Mobile Meals a Hit at Shawsheen Tech
BILLERICA -- This classroom has wheels.
Earlier this month, Shawsheen Valley Technical High School rolled out its newest addition to the curriculum: a purple and white, RV-sized food truck.
“How do we stay current?” said Andrew Pigeon, director of community services and post-secondary programs. “How do we make career and tech education exciting? So we said take it on the road.”
So far the truck -- paid for and assembled over the summer using a roughly $125,000 Skills Capital grant from the state -- has made a few test runs, including at a Veterans Day breakfast in Billerica and a school open house.
Last week, culinary arts students Anthony DiCesare, Cameron Sousa, Emma Caswell and John Durfee shuffled back and forth through the truck’s narrow corridor to serve chicken wings, arancini, purple potato chips, soup and salad.
The four -- who said their experience with food trucks is limited to Cluck Truck visits to football games -- jumped at the opportunity to be one of the first to serve food from the school’s vehicle.
“You’re in a food truck,” said Sousa, a senior from Wilmington. “You’re outside. It’s nice.”
And with the buzz around school, especially among the teachers, they didn’t lack for customers, even though it was a rainy day. Over a two-hour lunch period they estimate they served about 80 teachers.
The truck is equipped with a stove, grill, fryolators, four refrigerators, sinks, trays for warm and cool food and three ovens
“You’re able to make everything from scratch in there,” said DiCesare, a senior from Tewksbury, however that doesn’t mean they should.
While not as hot as a traditional kitchen, serving in a food truck does present other challenges. Time and space is limited meaning certain parts of the teacher’s lunches were pre-made. The corridor is also narrow. Each person in the truck was assigned a job and stuck with it, according to Caswell, a sophomore from Tewksbury.
“You kind of all just need to pick a station and stay there,” she said.

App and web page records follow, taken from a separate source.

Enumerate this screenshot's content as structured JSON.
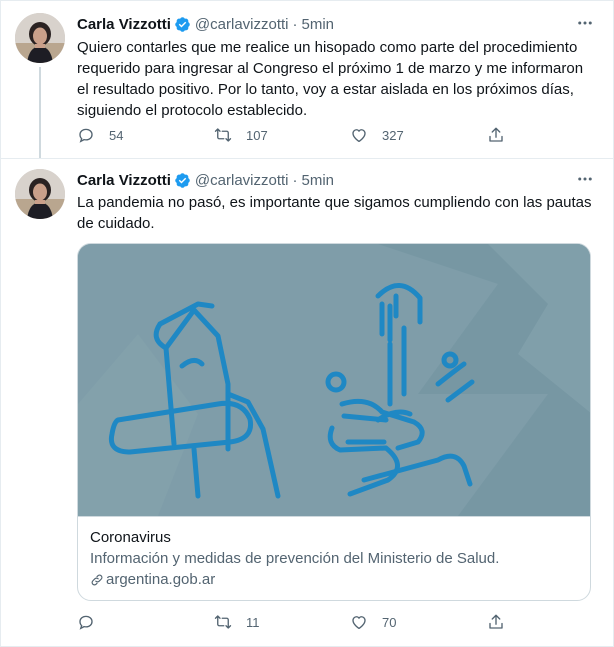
{
  "tweets": [
    {
      "author_name": "Carla Vizzotti",
      "handle": "@carlavizzotti",
      "separator": "·",
      "time": "5min",
      "text": "Quiero contarles que me realice un hisopado como parte del procedimiento requerido para ingresar al Congreso el próximo 1 de marzo y me informaron el resultado positivo. Por lo tanto, voy a estar aislada en los próximos días, siguiendo el protocolo establecido.",
      "replies": "54",
      "retweets": "107",
      "likes": "327"
    },
    {
      "author_name": "Carla Vizzotti",
      "handle": "@carlavizzotti",
      "separator": "·",
      "time": "5min",
      "text": "La pandemia no pasó, es importante que sigamos cumpliendo con las pautas de cuidado.",
      "replies": "",
      "retweets": "11",
      "likes": "70",
      "card": {
        "title": "Coronavirus",
        "description": "Información y medidas de prevención del Ministerio de Salud.",
        "domain": "argentina.gob.ar",
        "image_description_icon": "cough-into-elbow-and-handwashing-illustration"
      }
    }
  ],
  "icons": {
    "verified": "verified-badge-icon",
    "more": "more-dots-icon",
    "reply": "reply-bubble-icon",
    "retweet": "retweet-icon",
    "like": "heart-icon",
    "share": "share-upload-icon",
    "link": "link-icon"
  },
  "colors": {
    "verified_blue": "#1d9bf0",
    "text_primary": "#0f1419",
    "text_secondary": "#536471",
    "border": "#cfd9de",
    "card_image_bg": "#7f9da9",
    "card_illustration": "#1f88c4"
  }
}
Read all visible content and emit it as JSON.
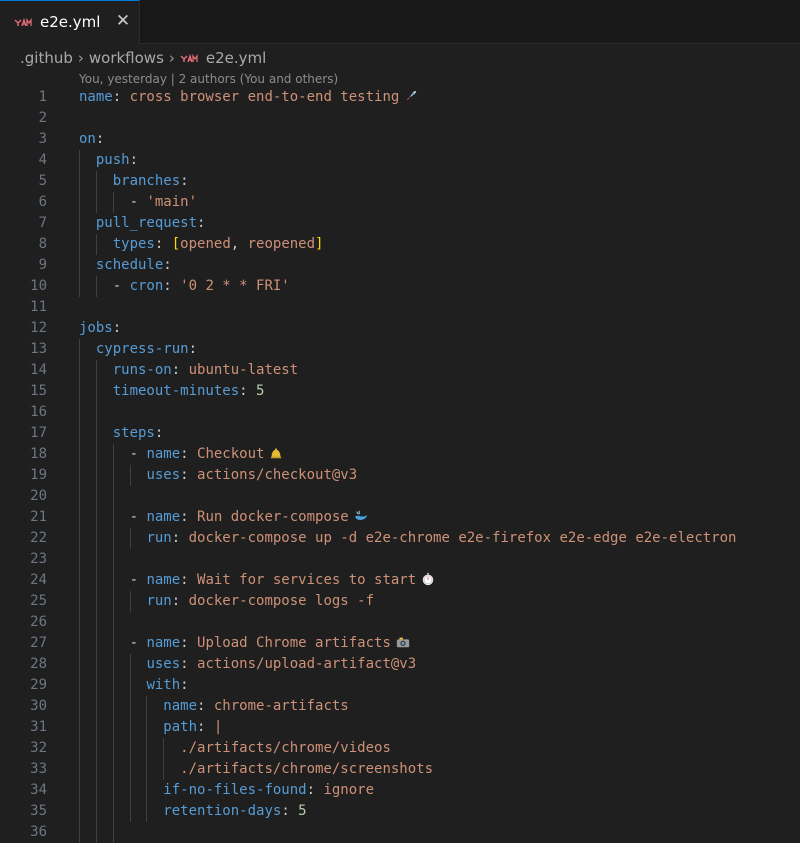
{
  "tab": {
    "label": "e2e.yml",
    "close": "✕"
  },
  "breadcrumb": [
    ".github",
    "workflows",
    "e2e.yml"
  ],
  "codelens": "You, yesterday | 2 authors (You and others)",
  "lines": [
    {
      "n": "1",
      "indent": 0,
      "tokens": [
        [
          "k",
          "name"
        ],
        [
          "p",
          ": "
        ],
        [
          "s",
          "cross browser end-to-end testing"
        ]
      ],
      "emoji": "rocket"
    },
    {
      "n": "2",
      "indent": 0,
      "tokens": []
    },
    {
      "n": "3",
      "indent": 0,
      "tokens": [
        [
          "k",
          "on"
        ],
        [
          "p",
          ":"
        ]
      ]
    },
    {
      "n": "4",
      "indent": 1,
      "tokens": [
        [
          "k",
          "push"
        ],
        [
          "p",
          ":"
        ]
      ]
    },
    {
      "n": "5",
      "indent": 2,
      "tokens": [
        [
          "k",
          "branches"
        ],
        [
          "p",
          ":"
        ]
      ]
    },
    {
      "n": "6",
      "indent": 3,
      "tokens": [
        [
          "p",
          "- "
        ],
        [
          "s",
          "'main'"
        ]
      ]
    },
    {
      "n": "7",
      "indent": 1,
      "tokens": [
        [
          "k",
          "pull_request"
        ],
        [
          "p",
          ":"
        ]
      ]
    },
    {
      "n": "8",
      "indent": 2,
      "tokens": [
        [
          "k",
          "types"
        ],
        [
          "p",
          ": "
        ],
        [
          "b",
          "["
        ],
        [
          "s",
          "opened"
        ],
        [
          "p",
          ", "
        ],
        [
          "s",
          "reopened"
        ],
        [
          "b",
          "]"
        ]
      ]
    },
    {
      "n": "9",
      "indent": 1,
      "tokens": [
        [
          "k",
          "schedule"
        ],
        [
          "p",
          ":"
        ]
      ]
    },
    {
      "n": "10",
      "indent": 2,
      "tokens": [
        [
          "p",
          "- "
        ],
        [
          "k",
          "cron"
        ],
        [
          "p",
          ": "
        ],
        [
          "s",
          "'0 2 * * FRI'"
        ]
      ]
    },
    {
      "n": "11",
      "indent": 0,
      "tokens": []
    },
    {
      "n": "12",
      "indent": 0,
      "tokens": [
        [
          "k",
          "jobs"
        ],
        [
          "p",
          ":"
        ]
      ]
    },
    {
      "n": "13",
      "indent": 1,
      "tokens": [
        [
          "k",
          "cypress-run"
        ],
        [
          "p",
          ":"
        ]
      ]
    },
    {
      "n": "14",
      "indent": 2,
      "tokens": [
        [
          "k",
          "runs-on"
        ],
        [
          "p",
          ": "
        ],
        [
          "s",
          "ubuntu-latest"
        ]
      ]
    },
    {
      "n": "15",
      "indent": 2,
      "tokens": [
        [
          "k",
          "timeout-minutes"
        ],
        [
          "p",
          ": "
        ],
        [
          "n",
          "5"
        ]
      ]
    },
    {
      "n": "16",
      "indent": 0,
      "guides": 2,
      "tokens": []
    },
    {
      "n": "17",
      "indent": 2,
      "tokens": [
        [
          "k",
          "steps"
        ],
        [
          "p",
          ":"
        ]
      ]
    },
    {
      "n": "18",
      "indent": 3,
      "tokens": [
        [
          "p",
          "- "
        ],
        [
          "k",
          "name"
        ],
        [
          "p",
          ": "
        ],
        [
          "s",
          "Checkout"
        ]
      ],
      "emoji": "bell"
    },
    {
      "n": "19",
      "indent": 4,
      "tokens": [
        [
          "k",
          "uses"
        ],
        [
          "p",
          ": "
        ],
        [
          "s",
          "actions/checkout@v3"
        ]
      ]
    },
    {
      "n": "20",
      "indent": 0,
      "guides": 3,
      "tokens": []
    },
    {
      "n": "21",
      "indent": 3,
      "tokens": [
        [
          "p",
          "- "
        ],
        [
          "k",
          "name"
        ],
        [
          "p",
          ": "
        ],
        [
          "s",
          "Run docker-compose"
        ]
      ],
      "emoji": "whale"
    },
    {
      "n": "22",
      "indent": 4,
      "tokens": [
        [
          "k",
          "run"
        ],
        [
          "p",
          ": "
        ],
        [
          "s",
          "docker-compose up -d e2e-chrome e2e-firefox e2e-edge e2e-electron"
        ]
      ]
    },
    {
      "n": "23",
      "indent": 0,
      "guides": 3,
      "tokens": []
    },
    {
      "n": "24",
      "indent": 3,
      "tokens": [
        [
          "p",
          "- "
        ],
        [
          "k",
          "name"
        ],
        [
          "p",
          ": "
        ],
        [
          "s",
          "Wait for services to start"
        ]
      ],
      "emoji": "stopwatch"
    },
    {
      "n": "25",
      "indent": 4,
      "tokens": [
        [
          "k",
          "run"
        ],
        [
          "p",
          ": "
        ],
        [
          "s",
          "docker-compose logs -f"
        ]
      ]
    },
    {
      "n": "26",
      "indent": 0,
      "guides": 3,
      "tokens": []
    },
    {
      "n": "27",
      "indent": 3,
      "tokens": [
        [
          "p",
          "- "
        ],
        [
          "k",
          "name"
        ],
        [
          "p",
          ": "
        ],
        [
          "s",
          "Upload Chrome artifacts"
        ]
      ],
      "emoji": "camera"
    },
    {
      "n": "28",
      "indent": 4,
      "tokens": [
        [
          "k",
          "uses"
        ],
        [
          "p",
          ": "
        ],
        [
          "s",
          "actions/upload-artifact@v3"
        ]
      ]
    },
    {
      "n": "29",
      "indent": 4,
      "tokens": [
        [
          "k",
          "with"
        ],
        [
          "p",
          ":"
        ]
      ]
    },
    {
      "n": "30",
      "indent": 5,
      "tokens": [
        [
          "k",
          "name"
        ],
        [
          "p",
          ": "
        ],
        [
          "s",
          "chrome-artifacts"
        ]
      ]
    },
    {
      "n": "31",
      "indent": 5,
      "tokens": [
        [
          "k",
          "path"
        ],
        [
          "p",
          ": "
        ],
        [
          "s",
          "|"
        ]
      ]
    },
    {
      "n": "32",
      "indent": 6,
      "tokens": [
        [
          "s",
          "./artifacts/chrome/videos"
        ]
      ]
    },
    {
      "n": "33",
      "indent": 6,
      "tokens": [
        [
          "s",
          "./artifacts/chrome/screenshots"
        ]
      ]
    },
    {
      "n": "34",
      "indent": 5,
      "tokens": [
        [
          "k",
          "if-no-files-found"
        ],
        [
          "p",
          ": "
        ],
        [
          "s",
          "ignore"
        ]
      ]
    },
    {
      "n": "35",
      "indent": 5,
      "tokens": [
        [
          "k",
          "retention-days"
        ],
        [
          "p",
          ": "
        ],
        [
          "n",
          "5"
        ]
      ]
    },
    {
      "n": "36",
      "indent": 0,
      "guides": 3,
      "tokens": []
    }
  ]
}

Bob Roach is one of four instructors who is using the truck to teach students in the culinary arts program.
“What we’re doing is co-curriculum,” he said. “We just wrote it. Students are going to be able to plan, organize, market and then take the operation on the road.”
Not only are food trucks a growing trend, but the investment required to start a food truck business is lower than a traditional brick-and-mortar restaurant, making it more accessible for recent high school graduates, he said.
“It’s a different operation where a student could actually graduate and go into business,” Roach said.
The school plans to continue teacher lunches and take the truck on the road to local community events and high school sports games, according to Pigeon.
He said he believes the food truck is the first owned by a vocational school in the state and educators from other institutions have inquired about it within weeks of its introduction.
With graduation just months away, Sousa said he doesn’t see his own career turning toward food trucks, but he is interested in what the truck might mean for his school.
“I’m excited to see how much the shop has grown by the addition of the food truck,” he said.
Follow Elizabeth Dobbins on Twitter @ElizDobbins